To date, most of the prosecutions over market-timing have been aimed at fund managers who violated their company's policies and their fiduciary obligation to their investors by permitting big clients to engage in abusive trading. The only brokers who have run into trouble with regulators over market-timing is the group from Prudential, which allegedly used a deceptive scheme to help its customers place market-timing trades.
Legal experts say it's difficult for regulators to bring charges against a broker without some evidence of deception, because there's nothing illegal about helping a hedge fund engage in market-timing. Still, more broker prosecutions could be in the offing, with
collectively firing dozens of brokers the past few weeks.
In the Prudential case, Sassano emerged as a key figure even though Massachusetts securities regulators haven't charged him with any wrongdoing. Authorities allege that Sassano, while working at
CIBC World Markets
in 1998, referred a hedge fund interested in market-timing shares of mutual funds to Martin Druffner, a former broker in Prudential's Boston office.
Druffner is one of five brokers charged by Massachusetts Secretary of the Commonwealth William Galvin with securities fraud. State regulators allege Druffner and the other brokers took advantage of the mutual funds by misrepresenting their identities and the identities of their brokerage customers. (Prudential is jointly owned by
The Massachusetts complaint describes Sassano's referral of the
Chronos Asset Management
hedge fund, for which CIBC provided financing, as "unsolicited." But neither did it come out of the blue. Druffner and Sassano were college friends and both briefly worked for
( LEH) at the same time in the mid-1990s.

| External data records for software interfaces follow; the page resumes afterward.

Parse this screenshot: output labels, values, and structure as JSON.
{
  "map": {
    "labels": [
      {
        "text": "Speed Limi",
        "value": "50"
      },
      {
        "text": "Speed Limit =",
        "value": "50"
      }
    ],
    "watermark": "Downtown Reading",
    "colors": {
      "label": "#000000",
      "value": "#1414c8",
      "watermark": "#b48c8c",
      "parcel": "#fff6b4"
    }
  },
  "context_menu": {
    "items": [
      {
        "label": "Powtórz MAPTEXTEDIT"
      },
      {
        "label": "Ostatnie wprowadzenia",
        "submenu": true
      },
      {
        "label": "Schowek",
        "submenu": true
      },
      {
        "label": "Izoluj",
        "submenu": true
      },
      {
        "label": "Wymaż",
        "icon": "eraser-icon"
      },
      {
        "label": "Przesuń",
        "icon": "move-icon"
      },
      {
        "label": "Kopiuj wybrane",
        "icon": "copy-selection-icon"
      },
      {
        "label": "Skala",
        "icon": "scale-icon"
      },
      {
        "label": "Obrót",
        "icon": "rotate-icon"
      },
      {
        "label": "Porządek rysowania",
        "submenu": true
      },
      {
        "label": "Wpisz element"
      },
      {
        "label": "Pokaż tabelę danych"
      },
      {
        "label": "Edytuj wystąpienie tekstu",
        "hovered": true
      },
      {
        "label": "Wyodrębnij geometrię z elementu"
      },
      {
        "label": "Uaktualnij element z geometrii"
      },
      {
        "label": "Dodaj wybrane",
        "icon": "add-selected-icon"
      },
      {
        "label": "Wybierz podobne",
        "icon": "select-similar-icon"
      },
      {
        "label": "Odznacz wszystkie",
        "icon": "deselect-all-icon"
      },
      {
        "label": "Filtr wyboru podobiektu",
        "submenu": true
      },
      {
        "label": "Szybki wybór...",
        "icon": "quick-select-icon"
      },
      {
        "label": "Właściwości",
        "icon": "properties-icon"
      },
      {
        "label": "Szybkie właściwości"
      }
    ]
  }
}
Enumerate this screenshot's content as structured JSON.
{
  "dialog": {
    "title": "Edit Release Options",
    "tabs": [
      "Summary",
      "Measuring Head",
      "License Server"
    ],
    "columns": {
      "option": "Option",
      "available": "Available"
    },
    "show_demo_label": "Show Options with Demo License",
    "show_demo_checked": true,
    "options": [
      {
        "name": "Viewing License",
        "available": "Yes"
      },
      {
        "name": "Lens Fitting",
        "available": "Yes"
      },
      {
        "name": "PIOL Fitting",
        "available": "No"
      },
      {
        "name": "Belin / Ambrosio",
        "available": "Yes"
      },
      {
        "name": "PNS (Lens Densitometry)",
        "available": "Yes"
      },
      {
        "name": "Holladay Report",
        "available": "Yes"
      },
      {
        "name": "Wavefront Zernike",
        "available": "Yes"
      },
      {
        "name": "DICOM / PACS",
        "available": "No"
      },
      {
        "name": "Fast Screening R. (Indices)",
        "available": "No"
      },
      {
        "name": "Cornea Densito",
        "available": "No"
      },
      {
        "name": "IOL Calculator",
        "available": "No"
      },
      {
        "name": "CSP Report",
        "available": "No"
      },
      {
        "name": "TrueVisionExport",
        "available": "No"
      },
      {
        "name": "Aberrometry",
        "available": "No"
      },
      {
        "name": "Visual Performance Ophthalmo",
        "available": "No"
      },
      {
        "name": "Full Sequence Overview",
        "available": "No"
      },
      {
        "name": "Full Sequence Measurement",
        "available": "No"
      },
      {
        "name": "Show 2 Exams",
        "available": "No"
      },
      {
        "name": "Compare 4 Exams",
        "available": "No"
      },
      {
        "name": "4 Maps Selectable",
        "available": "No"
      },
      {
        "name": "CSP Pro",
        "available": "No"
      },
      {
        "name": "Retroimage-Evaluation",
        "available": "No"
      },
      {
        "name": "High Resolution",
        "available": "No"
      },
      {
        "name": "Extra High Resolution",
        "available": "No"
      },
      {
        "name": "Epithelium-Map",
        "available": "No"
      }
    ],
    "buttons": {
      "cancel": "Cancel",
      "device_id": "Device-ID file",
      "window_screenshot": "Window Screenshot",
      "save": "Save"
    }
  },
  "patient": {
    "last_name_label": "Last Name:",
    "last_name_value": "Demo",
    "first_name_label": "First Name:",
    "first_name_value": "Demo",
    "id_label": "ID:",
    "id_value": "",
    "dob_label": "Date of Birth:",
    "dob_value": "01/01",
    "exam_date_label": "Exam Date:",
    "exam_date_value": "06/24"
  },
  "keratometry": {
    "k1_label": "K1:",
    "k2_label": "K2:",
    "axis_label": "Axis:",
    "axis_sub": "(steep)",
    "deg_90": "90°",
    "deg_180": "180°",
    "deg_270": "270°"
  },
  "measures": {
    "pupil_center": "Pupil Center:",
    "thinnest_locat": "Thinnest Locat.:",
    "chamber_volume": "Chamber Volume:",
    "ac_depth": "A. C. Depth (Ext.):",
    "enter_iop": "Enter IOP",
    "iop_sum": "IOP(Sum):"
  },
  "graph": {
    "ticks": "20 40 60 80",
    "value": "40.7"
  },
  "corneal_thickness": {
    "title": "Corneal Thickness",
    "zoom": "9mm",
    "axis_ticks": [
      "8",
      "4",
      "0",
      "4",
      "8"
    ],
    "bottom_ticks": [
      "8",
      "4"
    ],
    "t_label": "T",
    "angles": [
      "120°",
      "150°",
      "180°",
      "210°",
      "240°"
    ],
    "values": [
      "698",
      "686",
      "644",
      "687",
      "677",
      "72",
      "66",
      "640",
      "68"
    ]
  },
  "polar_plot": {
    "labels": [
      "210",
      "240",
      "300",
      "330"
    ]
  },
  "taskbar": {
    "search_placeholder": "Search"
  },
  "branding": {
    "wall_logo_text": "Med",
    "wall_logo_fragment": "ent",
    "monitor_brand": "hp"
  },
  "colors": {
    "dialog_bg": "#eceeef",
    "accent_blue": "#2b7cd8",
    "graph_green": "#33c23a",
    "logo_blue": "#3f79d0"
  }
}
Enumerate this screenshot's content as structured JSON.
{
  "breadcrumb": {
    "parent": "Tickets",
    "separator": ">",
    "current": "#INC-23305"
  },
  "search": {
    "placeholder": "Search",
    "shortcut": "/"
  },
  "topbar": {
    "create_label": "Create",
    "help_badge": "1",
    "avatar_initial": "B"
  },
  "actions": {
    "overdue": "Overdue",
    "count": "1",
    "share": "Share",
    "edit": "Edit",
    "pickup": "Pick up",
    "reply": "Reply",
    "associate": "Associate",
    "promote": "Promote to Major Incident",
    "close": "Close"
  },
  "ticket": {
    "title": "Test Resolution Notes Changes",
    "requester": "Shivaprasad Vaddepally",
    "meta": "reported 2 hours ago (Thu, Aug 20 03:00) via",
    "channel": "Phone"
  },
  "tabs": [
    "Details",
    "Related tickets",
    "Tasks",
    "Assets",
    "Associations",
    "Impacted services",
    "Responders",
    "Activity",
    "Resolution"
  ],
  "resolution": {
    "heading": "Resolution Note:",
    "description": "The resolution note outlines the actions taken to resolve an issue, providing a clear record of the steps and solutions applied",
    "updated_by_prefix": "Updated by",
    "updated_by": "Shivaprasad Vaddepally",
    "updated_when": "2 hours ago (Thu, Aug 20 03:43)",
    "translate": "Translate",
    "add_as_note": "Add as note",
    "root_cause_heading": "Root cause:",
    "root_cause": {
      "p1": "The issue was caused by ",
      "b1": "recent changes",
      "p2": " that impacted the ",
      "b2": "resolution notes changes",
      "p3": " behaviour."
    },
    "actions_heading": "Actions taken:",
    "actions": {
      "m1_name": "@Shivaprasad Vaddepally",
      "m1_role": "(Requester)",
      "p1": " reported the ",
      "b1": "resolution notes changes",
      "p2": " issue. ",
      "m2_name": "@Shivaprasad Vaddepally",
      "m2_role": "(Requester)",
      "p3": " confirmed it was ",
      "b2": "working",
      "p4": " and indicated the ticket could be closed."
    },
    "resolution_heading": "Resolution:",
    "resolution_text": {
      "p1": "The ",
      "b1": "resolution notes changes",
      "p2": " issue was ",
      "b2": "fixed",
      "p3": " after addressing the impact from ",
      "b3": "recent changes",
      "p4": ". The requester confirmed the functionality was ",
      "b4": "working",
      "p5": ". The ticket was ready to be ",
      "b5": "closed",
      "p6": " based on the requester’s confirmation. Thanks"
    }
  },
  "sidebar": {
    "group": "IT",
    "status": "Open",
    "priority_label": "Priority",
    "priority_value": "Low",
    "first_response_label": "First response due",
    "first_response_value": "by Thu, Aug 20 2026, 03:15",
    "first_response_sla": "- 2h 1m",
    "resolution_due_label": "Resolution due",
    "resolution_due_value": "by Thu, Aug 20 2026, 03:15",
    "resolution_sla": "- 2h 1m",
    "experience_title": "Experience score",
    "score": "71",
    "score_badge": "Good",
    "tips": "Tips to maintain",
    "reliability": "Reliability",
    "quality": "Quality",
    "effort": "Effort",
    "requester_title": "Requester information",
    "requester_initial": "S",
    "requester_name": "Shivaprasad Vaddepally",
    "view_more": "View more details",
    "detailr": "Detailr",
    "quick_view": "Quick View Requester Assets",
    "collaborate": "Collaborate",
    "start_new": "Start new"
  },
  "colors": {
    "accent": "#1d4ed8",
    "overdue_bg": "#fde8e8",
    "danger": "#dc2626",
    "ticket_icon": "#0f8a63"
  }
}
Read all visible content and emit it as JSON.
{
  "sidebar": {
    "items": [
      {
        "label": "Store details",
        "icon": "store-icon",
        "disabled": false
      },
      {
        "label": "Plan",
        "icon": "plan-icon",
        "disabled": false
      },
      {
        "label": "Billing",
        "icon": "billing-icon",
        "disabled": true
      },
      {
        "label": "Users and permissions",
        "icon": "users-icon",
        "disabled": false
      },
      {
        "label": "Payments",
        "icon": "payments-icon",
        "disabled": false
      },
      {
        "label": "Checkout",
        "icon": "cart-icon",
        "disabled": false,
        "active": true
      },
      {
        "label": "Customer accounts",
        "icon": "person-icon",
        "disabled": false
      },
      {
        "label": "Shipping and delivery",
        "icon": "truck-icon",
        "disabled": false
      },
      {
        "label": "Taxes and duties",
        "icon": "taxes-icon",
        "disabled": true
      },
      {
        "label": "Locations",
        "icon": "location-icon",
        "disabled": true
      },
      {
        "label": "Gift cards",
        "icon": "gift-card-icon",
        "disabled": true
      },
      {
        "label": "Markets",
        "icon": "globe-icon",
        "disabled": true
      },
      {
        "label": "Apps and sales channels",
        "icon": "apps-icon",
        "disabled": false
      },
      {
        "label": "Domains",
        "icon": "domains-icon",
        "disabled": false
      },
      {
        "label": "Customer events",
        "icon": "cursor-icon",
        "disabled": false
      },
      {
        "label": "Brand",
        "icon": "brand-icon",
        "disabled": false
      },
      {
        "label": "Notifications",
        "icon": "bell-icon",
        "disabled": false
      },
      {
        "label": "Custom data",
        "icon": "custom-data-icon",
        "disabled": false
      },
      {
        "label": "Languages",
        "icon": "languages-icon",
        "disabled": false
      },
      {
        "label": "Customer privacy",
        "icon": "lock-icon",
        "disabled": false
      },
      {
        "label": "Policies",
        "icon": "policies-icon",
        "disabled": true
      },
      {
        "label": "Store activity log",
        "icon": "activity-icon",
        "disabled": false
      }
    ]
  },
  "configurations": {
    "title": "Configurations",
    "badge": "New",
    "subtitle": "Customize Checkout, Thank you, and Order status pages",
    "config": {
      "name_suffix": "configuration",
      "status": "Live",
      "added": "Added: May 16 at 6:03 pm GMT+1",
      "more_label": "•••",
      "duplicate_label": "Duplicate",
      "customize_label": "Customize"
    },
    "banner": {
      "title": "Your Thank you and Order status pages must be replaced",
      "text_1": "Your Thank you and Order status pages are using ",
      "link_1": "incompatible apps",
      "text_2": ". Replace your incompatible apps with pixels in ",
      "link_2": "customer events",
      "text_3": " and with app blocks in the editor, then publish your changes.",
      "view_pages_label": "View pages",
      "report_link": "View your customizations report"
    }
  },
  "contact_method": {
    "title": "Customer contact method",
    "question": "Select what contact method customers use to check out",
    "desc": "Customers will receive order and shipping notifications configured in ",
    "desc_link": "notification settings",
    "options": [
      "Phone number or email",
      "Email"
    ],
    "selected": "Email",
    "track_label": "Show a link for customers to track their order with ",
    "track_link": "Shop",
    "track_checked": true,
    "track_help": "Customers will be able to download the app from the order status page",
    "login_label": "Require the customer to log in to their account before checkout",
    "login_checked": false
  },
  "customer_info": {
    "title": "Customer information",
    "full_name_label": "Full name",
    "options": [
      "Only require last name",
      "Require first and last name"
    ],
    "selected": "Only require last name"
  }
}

That wasn't the only hedge fund Sassano referred to Druffner as a potential customer. The following year, Massachusetts officials contend, Sassano referred
Head Start Advisors
, a $760 million British hedge fund, to Druffner for another market-timing relationship.
The Massachusetts complaint doesn't offer an explanation for the referrals. But several people familiar with the investigation said Sassano wasn't averse to farming some of his market-timing business out to friends and colleagues.
Massachusetts officials declined to comment on the matter, as did Druffner's attorney, Michael Collora.
Officials at CIBC, the parent company of CIBC World Markets, also declined to comment. Earlier this year, CIBC sold its Oppenheimer brokerage business to Fahnestock, now operating under the Oppenheimer name.
Sassano, meanwhile, also worked at the same company as at least two other brokers caught up in the mutual fund scandal: He worked at Lehman at the same time as Theodore Sihpol and Frederick O'Meally, according to broker records.
O'Meally was recently fired from Prudential's office in Garden City, N.Y., and is the subject of a separate investigation by Spitzer and the
Securities and Exchange Commission
into allegations of market-timing. Sources said that Sassano and O'Meally are close friends. But O'Meally's attorney, Peter Fleming, said Sassano's name has never come up in any conversations he's had about his client.
Sihpol, a former
Bank of America
broker, was one of the first individuals to be criminally charged in the mutual fund investigation. Spitzer's office claims the former broker helped place illegal late trades for Canary Capital Partners, the New Jersey hedge fund that has been at the center of the mutual fund trading investigation.
Sihpol, before joining Bank of America in December 2000, also worked at CIBC World Markets for two years, during the same period Sassano was there. Sihpol's lawyer, John Gallagher, declined to comment.
Some people who know Sassano said these connections to other brokers embroiled in the scandal are pure coincidence. Perhaps they are, but investigators aren't so sure.
Staff Reporter Gregg Greenberg contributed to this story